Items listed in a dataset:
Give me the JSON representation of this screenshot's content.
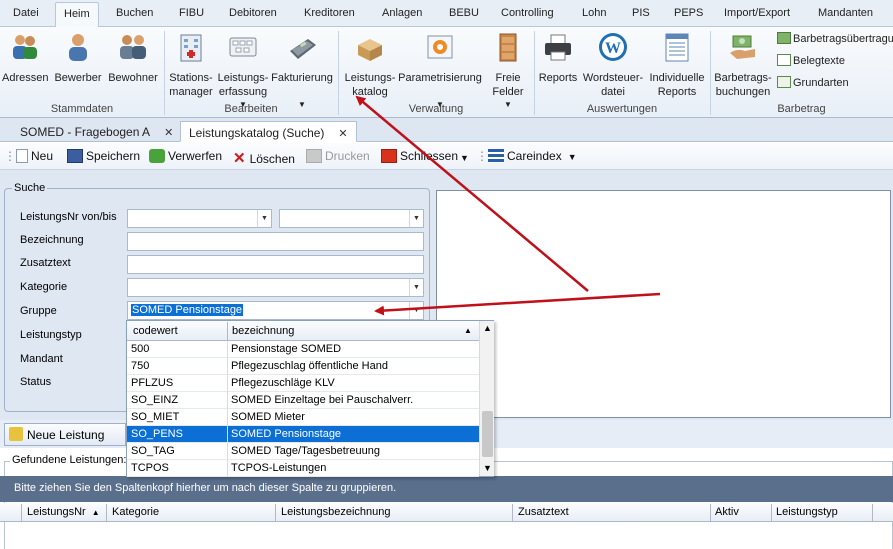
{
  "menu": {
    "tabs": [
      "Datei",
      "Heim",
      "Buchen",
      "FIBU",
      "Debitoren",
      "Kreditoren",
      "Anlagen",
      "BEBU",
      "Controlling",
      "Lohn",
      "PIS",
      "PEPS",
      "Import/Export",
      "Mandanten"
    ],
    "active": "Heim"
  },
  "ribbon": {
    "stammdaten": {
      "group": "Stammdaten",
      "adressen": "Adressen",
      "bewerber": "Bewerber",
      "bewohner": "Bewohner"
    },
    "bearbeiten": {
      "group": "Bearbeiten",
      "stations_1": "Stations-",
      "stations_2": "manager",
      "leistungserfassung_1": "Leistungs-",
      "leistungserfassung_2": "erfassung",
      "fakturierung": "Fakturierung"
    },
    "verwaltung": {
      "group": "Verwaltung",
      "leistungskatalog_1": "Leistungs-",
      "leistungskatalog_2": "katalog",
      "parametrisierung": "Parametrisierung",
      "freie_1": "Freie",
      "freie_2": "Felder"
    },
    "auswertungen": {
      "group": "Auswertungen",
      "reports": "Reports",
      "wordsteuer_1": "Wordsteuer-",
      "wordsteuer_2": "datei",
      "individuelle_1": "Individuelle",
      "individuelle_2": "Reports"
    },
    "barbetrag": {
      "group": "Barbetrag",
      "buchungen_1": "Barbetrags-",
      "buchungen_2": "buchungen",
      "uebertragung": "Barbetragsübertragu",
      "belegtexte": "Belegtexte",
      "grundarten": "Grundarten"
    }
  },
  "doctabs": [
    {
      "label": "SOMED - Fragebogen A",
      "close": "✕"
    },
    {
      "label": "Leistungskatalog (Suche)",
      "close": "✕"
    }
  ],
  "toolbar": {
    "neu": "Neu",
    "speichern": "Speichern",
    "verwerfen": "Verwerfen",
    "loeschen": "Löschen",
    "drucken": "Drucken",
    "schliessen": "Schliessen",
    "careindex": "Careindex"
  },
  "suche": {
    "title": "Suche",
    "labels": {
      "leistungsnr": "LeistungsNr von/bis",
      "bezeichnung": "Bezeichnung",
      "zusatztext": "Zusatztext",
      "kategorie": "Kategorie",
      "gruppe": "Gruppe",
      "leistungstyp": "Leistungstyp",
      "mandant": "Mandant",
      "status": "Status"
    },
    "gruppe_value": "SOMED Pensionstage"
  },
  "dropdown": {
    "headers": {
      "codewert": "codewert",
      "bezeichnung": "bezeichnung"
    },
    "rows": [
      {
        "code": "500",
        "bez": "Pensionstage SOMED"
      },
      {
        "code": "750",
        "bez": "Pflegezuschlag öffentliche Hand"
      },
      {
        "code": "PFLZUS",
        "bez": "Pflegezuschläge KLV"
      },
      {
        "code": "SO_EINZ",
        "bez": "SOMED Einzeltage bei Pauschalverr."
      },
      {
        "code": "SO_MIET",
        "bez": "SOMED Mieter"
      },
      {
        "code": "SO_PENS",
        "bez": "SOMED Pensionstage"
      },
      {
        "code": "SO_TAG",
        "bez": "SOMED Tage/Tagesbetreuung"
      },
      {
        "code": "TCPOS",
        "bez": "TCPOS-Leistungen"
      }
    ],
    "selected_code": "SO_PENS"
  },
  "neue_leistung": "Neue Leistung",
  "gefunden": "Gefundene Leistungen:",
  "group_hint": "Bitte ziehen Sie den Spaltenkopf hierher um nach dieser Spalte zu gruppieren.",
  "grid_columns": [
    "LeistungsNr",
    "Kategorie",
    "Leistungsbezeichnung",
    "Zusatztext",
    "Aktiv",
    "Leistungstyp"
  ],
  "colors": {
    "selection": "#0b6fd6",
    "arrow": "#c0101a",
    "groupbar": "#5a6f8c"
  }
}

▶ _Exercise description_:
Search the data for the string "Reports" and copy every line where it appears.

▶ _Exercise response_:
      "reports": "Reports",
      "individuelle_2": "Reports"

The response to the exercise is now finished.